Brandy is a distilled beverage derived from wine. While most brandy is produced using wine made from grapes, Brandy is also distilled from other fruit wines like apple, plum, whole crushed berries, and pomace (skins, seeds, and stems that remain after grapes have been pressed to extract their juice). It is as such that there are three main categories of Brandy: grape, fruit and pomace.
- Grape Brandy is Brandy distilled from fermented grape juice or crushed but not pressed grape pulp and skin. This spirit is aged in wooden casks (usually oak) which colors it, mellows the palate, and adds additional aromas and flavors.
- Pomace Brandy is Brandy made from the pressed grape pulp, skins, and stems that remain after the grapes are crushed and pressed to extract most of the juice for wine. Italian Grappa and French Marc are the best-known examples.
- Fruit Brandy is the default term for all Brandys that are made from fermenting fruit other than grapes. It should not be confused with Fruit-Flavored Brandy, which is grape Brandy that has been flavored with the extract of another fruit. Fruit Brandys, except those made from berries, are generally distilled from fruit wines. Berries tend to lack enough sugar to make a wine with sufficient alcohol for proper distillation, and are soaked in high-proof spirit to extract their flavor and aroma.
Brandy generally contains 36–60% alcohol by volume and is typically taken as an after-dinner drink.
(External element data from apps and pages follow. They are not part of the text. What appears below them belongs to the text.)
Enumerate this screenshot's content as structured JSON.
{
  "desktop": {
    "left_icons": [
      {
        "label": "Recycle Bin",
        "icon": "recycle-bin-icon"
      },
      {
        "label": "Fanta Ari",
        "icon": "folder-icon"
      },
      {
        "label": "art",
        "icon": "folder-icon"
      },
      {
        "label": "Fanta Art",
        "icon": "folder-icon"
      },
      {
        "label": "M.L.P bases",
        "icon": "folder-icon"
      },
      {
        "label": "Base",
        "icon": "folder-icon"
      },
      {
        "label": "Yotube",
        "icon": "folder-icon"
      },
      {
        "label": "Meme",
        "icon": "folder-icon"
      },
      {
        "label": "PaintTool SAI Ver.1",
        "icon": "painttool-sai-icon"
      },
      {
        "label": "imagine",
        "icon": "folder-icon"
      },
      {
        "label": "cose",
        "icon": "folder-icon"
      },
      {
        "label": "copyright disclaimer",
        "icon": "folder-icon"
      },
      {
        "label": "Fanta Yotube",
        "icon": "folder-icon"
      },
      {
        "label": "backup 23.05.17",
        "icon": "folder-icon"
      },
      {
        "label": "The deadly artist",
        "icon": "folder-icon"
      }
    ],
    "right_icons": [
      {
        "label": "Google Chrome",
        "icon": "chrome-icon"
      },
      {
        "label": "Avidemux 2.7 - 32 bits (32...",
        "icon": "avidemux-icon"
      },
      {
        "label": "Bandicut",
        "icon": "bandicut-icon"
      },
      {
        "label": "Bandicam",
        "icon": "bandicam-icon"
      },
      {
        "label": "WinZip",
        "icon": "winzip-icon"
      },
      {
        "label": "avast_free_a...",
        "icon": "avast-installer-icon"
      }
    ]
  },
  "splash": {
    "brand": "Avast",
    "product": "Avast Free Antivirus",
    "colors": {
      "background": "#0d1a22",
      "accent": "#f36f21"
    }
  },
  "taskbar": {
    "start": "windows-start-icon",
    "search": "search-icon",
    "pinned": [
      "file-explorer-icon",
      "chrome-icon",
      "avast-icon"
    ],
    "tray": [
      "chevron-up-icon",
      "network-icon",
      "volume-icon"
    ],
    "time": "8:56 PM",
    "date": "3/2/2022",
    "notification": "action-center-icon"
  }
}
While some brandies are aged in wooden casks, most are coloured with caramel colouring to imitate the effect of such aging.
Unlike grain spirits such as Whisky, Vodka, and Gin, which are made throughout the year from grain that can be harvested and stored, Brandy is dependent on the seasons, the ripening of the base fruit, and the production of the wine from which it is made. Types of Brandies, originally at least, tended to be location-specific. (Cognac, for example, is a town and region in France that gave its name to the local Brandy.) Important Brandy-making regions, particularly in Europe, further differentiate their local spirits by specifying the types of grapes that can be used and the specific areas (appellation) in which the grapes used for making the base wine can be grown.
Brandy has a rating system to describe its quality and condition; these indicators can usually be found near the brand name on the label:
- A.C.: aged two years in wood.
- V.S.: "Very Special" or 3-Star, aged at least three years in wood.
- V.S.O.P.: "Very Superior Old Pale" or 5-Star, aged at least five years in wood.
- X.O.: "Extra Old", Napoleon or Vieille Reserve, aged at least six years, Napoleon at least four years.
- Vintage: Stored in the cask until the time it is bottled with the label showing the vintage date.
- Hors d'age: These are too old to determine the age, although ten years plus is typical, and are usually of great quality.
Our pick: Clear Creek William's Pear Brandy